    • Work as a Duty and as a Joy: UNDERSTANDING THE ROLE OF WORK IN THE LIVES OF GHANAIAN FEMALE TRADERS OF GLOBAL CONSUMER ITEMS
      (pp. 206-220)
      AKOSUA K. DARKWAH

      Written records from visitors to the then Gold Coast in the nineteenth century, many of whom were European, noted the active role that women in the Gold Coast played in the public sphere. Coming themselves from a Victorian background where ladies were supposed to stay at home and see to the domestic needs of the family, these writers must have been struck by the fact that in Ghana quite the contrary perspective existed; women were expected to take on responsibilities in both the domestic and the public sphere. Work in the public sphere for women of that time period was...

    • Gendering Sugar: WOMEN’S DISEMPOWERMENT IN SRI LANKAN SUGAR PRODUCTION
      (pp. 221-246)
      NANDINI GUNEWARDENA

      As one of the world’s first transnational commodities, sugar has the indubious distinction of holding a place in the political economy of global production and consumption as one that has fueled subordination, servitude, and impoverishment.

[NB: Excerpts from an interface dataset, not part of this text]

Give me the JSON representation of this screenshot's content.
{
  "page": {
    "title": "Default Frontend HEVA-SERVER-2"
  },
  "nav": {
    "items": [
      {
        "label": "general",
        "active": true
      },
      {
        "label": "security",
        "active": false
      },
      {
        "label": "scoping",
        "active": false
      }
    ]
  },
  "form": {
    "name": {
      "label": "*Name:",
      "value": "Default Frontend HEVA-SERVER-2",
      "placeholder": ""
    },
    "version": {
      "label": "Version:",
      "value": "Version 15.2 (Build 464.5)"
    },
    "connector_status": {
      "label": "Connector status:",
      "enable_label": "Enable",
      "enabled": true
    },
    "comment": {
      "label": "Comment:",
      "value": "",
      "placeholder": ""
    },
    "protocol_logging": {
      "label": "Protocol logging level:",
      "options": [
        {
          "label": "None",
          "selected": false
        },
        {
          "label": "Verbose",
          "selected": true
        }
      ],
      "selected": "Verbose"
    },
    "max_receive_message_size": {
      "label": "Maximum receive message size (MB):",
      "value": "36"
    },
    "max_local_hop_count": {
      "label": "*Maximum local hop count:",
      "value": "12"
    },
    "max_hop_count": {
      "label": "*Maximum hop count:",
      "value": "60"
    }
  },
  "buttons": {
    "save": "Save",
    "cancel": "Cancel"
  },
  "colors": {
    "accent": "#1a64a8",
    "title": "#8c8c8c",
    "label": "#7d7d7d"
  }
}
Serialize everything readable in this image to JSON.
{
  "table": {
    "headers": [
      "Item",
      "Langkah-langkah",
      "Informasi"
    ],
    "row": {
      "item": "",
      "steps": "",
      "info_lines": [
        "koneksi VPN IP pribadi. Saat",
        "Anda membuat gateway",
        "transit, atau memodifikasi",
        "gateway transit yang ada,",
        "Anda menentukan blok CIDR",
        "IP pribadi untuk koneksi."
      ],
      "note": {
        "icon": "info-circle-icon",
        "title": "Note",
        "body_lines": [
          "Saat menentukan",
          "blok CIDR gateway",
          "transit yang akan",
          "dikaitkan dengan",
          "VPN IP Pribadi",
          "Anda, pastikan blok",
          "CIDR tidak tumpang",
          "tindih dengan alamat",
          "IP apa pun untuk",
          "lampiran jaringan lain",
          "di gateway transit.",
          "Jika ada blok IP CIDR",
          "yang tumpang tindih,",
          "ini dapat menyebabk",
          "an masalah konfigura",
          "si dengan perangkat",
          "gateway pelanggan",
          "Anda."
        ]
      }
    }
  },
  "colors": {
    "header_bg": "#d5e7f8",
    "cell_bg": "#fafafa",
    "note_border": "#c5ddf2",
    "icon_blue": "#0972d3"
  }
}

The valuation of sugar as “white gold” destined to satisfy the consumption desires of a privileged few epitomizes its place in building imperialist modes of power, domination, and subjugation, deployed historically dating back to the colonial era in both the Americas and the Old World (East Africa, Asia, and the Pacific). After all, it was the consumer desire for sugar in Europe and the massive...

  8. List of Contributors
    (pp. 247-252)
  9. Index
    (pp. 253-266)